We have suggested bills to the legislators that would bring the family code more in compliance with supreme court rulings that protect all parents and children, including parents in disagreement, that would decrease litigation. Guess what each of them ask, “What does The Family Law Foundation think?” Wonder why. Follow the money.
Naylor finishes with saying how proud he is with TFLF and that they have won the pro bono large section award. They go around the state putting on CLE programs. They aren’t teaching constitutional rights applied to family law in these CLE courses. We know this because it is reflected in their words and their behaviors. Naylor reminds the committee that they “have people on the ground” at the Capitol and tells the committee to contact Steve and Amy Bresnen and that they “will get you the answer as fast as possible.” How mighty nice of them to offer to continue to provide their services for free to protect their gravy train.

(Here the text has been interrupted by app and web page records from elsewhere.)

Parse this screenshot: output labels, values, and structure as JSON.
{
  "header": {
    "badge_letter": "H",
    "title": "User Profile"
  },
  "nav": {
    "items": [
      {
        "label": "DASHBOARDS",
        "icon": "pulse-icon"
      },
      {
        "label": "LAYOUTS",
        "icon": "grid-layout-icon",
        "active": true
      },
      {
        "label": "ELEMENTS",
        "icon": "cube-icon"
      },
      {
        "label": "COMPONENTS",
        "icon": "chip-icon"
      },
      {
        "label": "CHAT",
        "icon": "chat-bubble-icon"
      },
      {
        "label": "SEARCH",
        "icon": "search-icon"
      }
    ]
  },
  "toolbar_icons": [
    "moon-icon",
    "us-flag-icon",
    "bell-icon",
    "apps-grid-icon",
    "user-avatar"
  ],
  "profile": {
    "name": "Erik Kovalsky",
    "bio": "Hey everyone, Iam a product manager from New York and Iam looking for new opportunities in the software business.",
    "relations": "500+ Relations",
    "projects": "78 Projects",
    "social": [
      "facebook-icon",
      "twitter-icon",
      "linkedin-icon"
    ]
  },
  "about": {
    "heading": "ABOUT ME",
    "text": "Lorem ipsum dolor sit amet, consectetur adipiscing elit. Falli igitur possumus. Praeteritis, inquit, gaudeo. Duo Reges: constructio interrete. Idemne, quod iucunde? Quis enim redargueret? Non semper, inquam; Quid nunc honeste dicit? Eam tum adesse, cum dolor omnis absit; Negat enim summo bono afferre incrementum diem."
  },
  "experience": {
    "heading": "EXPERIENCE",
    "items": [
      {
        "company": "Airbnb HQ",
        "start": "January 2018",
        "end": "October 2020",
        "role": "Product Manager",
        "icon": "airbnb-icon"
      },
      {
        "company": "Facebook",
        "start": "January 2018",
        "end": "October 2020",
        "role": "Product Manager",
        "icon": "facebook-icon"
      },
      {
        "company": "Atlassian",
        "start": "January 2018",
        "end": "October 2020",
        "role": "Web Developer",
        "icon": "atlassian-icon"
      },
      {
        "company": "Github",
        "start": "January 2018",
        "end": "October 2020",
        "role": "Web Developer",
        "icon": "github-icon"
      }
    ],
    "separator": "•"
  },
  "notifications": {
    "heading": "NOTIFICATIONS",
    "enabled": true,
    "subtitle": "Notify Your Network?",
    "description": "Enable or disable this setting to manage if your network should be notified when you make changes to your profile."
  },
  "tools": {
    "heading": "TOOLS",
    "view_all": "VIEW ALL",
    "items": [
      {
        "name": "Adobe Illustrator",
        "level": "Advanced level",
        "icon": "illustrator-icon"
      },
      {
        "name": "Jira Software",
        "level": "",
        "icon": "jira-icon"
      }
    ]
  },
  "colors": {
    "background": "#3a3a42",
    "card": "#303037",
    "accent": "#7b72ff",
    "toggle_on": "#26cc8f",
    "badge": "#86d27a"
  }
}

Chairman Dutton takes Naylor up on the offer and asks him about whether best interest is a legal standard or a factual standard. We cover that in another post here. The legislative committee admits that they have never contemplated any statute regarding that issue.
TFLF has been known to kill equal parenting bills for many years. Lynn Kamin, also a member of TFLF, spoke against the equal parenting bill, HB 2363, in 2015, sponsored by former councilman Pena, during the 84th legislative session. That bill died. It never made it out of the calendar committee.
Who is on The Juvenile Justice & Family Issues Committee for the 85th Session?
See what other laws are affecting families in Texas. This one indoctrinates the youth in our high schools and leads to alienating behaviors which leads to parental alienation.
Children being used to address Trump in an NBC propaganda piece:
*We are not attorneys. We do not practice law. Nothing on this website is a practice of law and serves an important public interest and is protected under the 1st amendment.
**This post was written as a rebuttal to TFLF circulating a flyer opposing HB 453 – an equal parenting bill (50/50)